Reflections from the Psalms

Psalm 87

Glorious things of you are spoken, O city of God.”

~ Psalm 87:3

This psalm is a shorter psalm but a very intriguing psalm, lending to a longer ‘reflection’.  It is noted as a song from the Sons of Korah.  These men do not actually mention the name Jerusalem, but that is the “city he founded” (v.1) of which they speaking.  Though perhaps only aware that they were speaking of the city they physically knew, these authors, as carried along by the Spirit (2 Peter 1:21), spoke more eschatologically (end times, future things, final things).  They were speaking more so prophetically of the Jerusalem to come…the City of God of which they themselves were speaking “glorious things” (v.3).

The word “Zion” (v.2,5), is a poetic word used in the Bible when speaking of Jerusalem in a context more than just the physical (‘here and now’ or more accurately ‘there and then’) Jerusalem.  Biblical authors used this term when speaking in anticipation of the Messianic Kingdom yet to come.  Indeed, there are many glorious things spoken of this city throughout the progressively revealed Word of God. 

Verse 4 is an extremely curious verse and I am sure baffled the original authors and recipients.  It speaks of “those who know me” and those of whom it will be said were “born there” as Rahab, Babylon, Philistia, Tyre and Cush.  Rahab is the name of a mythological creature/monster from pagan religions.  This reference would have been familiar to the original audience and known to be used in reference to Egypt.   Babylon, Philistia and Tyre (along with Egypt) would have quickly been identified as perpetual enemies of Israel.  Cush (the land of Ethiopia/Nubia) represented the ends of the world, those people most remote from Israel, and thereby most remote from the God of Israel. 

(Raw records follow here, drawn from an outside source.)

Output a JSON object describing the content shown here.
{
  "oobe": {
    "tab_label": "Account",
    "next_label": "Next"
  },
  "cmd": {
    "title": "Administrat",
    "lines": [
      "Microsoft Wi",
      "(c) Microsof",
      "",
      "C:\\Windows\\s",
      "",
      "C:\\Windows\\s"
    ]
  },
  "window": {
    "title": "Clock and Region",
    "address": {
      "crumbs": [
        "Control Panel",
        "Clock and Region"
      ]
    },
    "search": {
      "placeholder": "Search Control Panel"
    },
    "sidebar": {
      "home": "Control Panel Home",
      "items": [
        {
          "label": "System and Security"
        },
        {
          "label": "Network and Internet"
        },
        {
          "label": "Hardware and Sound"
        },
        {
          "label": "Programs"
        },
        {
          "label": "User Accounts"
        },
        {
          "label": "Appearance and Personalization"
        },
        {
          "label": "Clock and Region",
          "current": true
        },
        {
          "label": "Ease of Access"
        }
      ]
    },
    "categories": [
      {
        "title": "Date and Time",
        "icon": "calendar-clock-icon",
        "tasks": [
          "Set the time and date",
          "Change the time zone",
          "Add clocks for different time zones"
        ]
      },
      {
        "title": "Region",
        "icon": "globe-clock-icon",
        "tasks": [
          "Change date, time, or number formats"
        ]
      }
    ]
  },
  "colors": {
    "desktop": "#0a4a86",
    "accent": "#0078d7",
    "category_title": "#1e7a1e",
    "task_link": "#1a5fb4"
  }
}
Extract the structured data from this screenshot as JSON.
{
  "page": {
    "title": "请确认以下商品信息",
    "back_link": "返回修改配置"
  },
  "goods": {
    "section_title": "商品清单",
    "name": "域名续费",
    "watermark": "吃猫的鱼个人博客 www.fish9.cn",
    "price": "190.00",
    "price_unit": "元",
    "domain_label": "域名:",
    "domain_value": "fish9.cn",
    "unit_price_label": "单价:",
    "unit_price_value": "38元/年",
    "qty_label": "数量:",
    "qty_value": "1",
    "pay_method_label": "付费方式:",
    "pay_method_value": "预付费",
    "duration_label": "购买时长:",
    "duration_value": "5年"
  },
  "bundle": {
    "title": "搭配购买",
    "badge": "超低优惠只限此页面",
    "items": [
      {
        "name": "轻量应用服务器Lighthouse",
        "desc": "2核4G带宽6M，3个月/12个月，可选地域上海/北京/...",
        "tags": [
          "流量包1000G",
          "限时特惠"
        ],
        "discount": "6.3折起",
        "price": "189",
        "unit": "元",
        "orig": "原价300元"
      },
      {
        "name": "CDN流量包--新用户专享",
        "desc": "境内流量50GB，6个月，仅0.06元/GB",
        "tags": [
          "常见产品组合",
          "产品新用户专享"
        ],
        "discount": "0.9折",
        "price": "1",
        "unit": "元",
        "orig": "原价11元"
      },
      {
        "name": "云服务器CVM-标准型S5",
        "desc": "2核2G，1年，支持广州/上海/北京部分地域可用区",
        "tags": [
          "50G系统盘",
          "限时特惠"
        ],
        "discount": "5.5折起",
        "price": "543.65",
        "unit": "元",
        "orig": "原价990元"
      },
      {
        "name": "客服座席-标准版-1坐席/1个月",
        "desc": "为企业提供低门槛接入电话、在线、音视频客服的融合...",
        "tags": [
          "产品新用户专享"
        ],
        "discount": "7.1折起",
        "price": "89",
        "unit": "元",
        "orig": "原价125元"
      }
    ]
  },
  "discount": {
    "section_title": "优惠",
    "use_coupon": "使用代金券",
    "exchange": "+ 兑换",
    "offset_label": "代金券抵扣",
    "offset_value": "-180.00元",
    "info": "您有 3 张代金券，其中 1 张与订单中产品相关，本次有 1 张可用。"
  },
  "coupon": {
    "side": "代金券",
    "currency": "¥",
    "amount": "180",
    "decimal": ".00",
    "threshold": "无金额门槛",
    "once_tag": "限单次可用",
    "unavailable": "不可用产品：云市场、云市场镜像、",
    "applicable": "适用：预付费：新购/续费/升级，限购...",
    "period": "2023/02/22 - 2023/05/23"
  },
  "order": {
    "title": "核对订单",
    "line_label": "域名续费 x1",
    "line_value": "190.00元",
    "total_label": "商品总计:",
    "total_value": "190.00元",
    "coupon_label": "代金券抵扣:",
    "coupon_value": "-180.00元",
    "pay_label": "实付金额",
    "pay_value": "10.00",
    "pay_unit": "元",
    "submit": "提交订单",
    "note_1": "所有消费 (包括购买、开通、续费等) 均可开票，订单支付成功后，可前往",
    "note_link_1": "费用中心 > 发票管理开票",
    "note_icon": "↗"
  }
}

As an Israelite, the question would be asked, “How could it be that these lands/peoples would be in the future kingdom?…as people who know the LORD?…identified as born from the City of God?”  In Scripture these lands, nations and peoples are not regularly identified as God’s people.  But this author is rightfully seeing ahead to a day when all of these nations will be known as ones “born from Zion” yet still identified by their nationality.  God has always intended to save the nations, Israel had lost perspective, seeing only themselves as the people of God as his chosen nation.  Perhaps I can connect this to what Jesus teaches about being born again to enter the kingdom of God (John 3:3).  Verse 6 in this psalm speaks of being given a new identity and being “registered” as God’s people. In Jesus, we too are given a new identity, made a new creation and he registers our names in the Lamb’s Book of Life. 

Verse 7 tells of singers and dancers saying, “all my springs are in you”.  These “springs” = blessing/salvation.  Jesus himself says salvation comes from the Jews, from himself, from Jerusalem where he was crucified and secured our salvation.  Zechariah 8:20-23 is one of the many other Biblical descriptions of the New Jerusalem/Zion, and the many and variety of peoples that will be there.  (See also Revelation 21:9-27) 

As Christians, we too belong to the kingdom and are citizens of Zion; we too are the people of God.  Long for that day…greatly anticipate the day when we will inhabit the eternal city of God, the Jerusalem/Zion that Jesus has gone ahead to prepare for us and will bring down.  The city from where Jesus will rule and reign from the throne of David.  A day and time that will stretch on into eternity when we will be fully clothed with the righteousness of Christ and we will be free from sin and sorrow and pain and we will be lifting the Name of the LORD on high, for only he is worthy; only he is “holy, holy, holy”.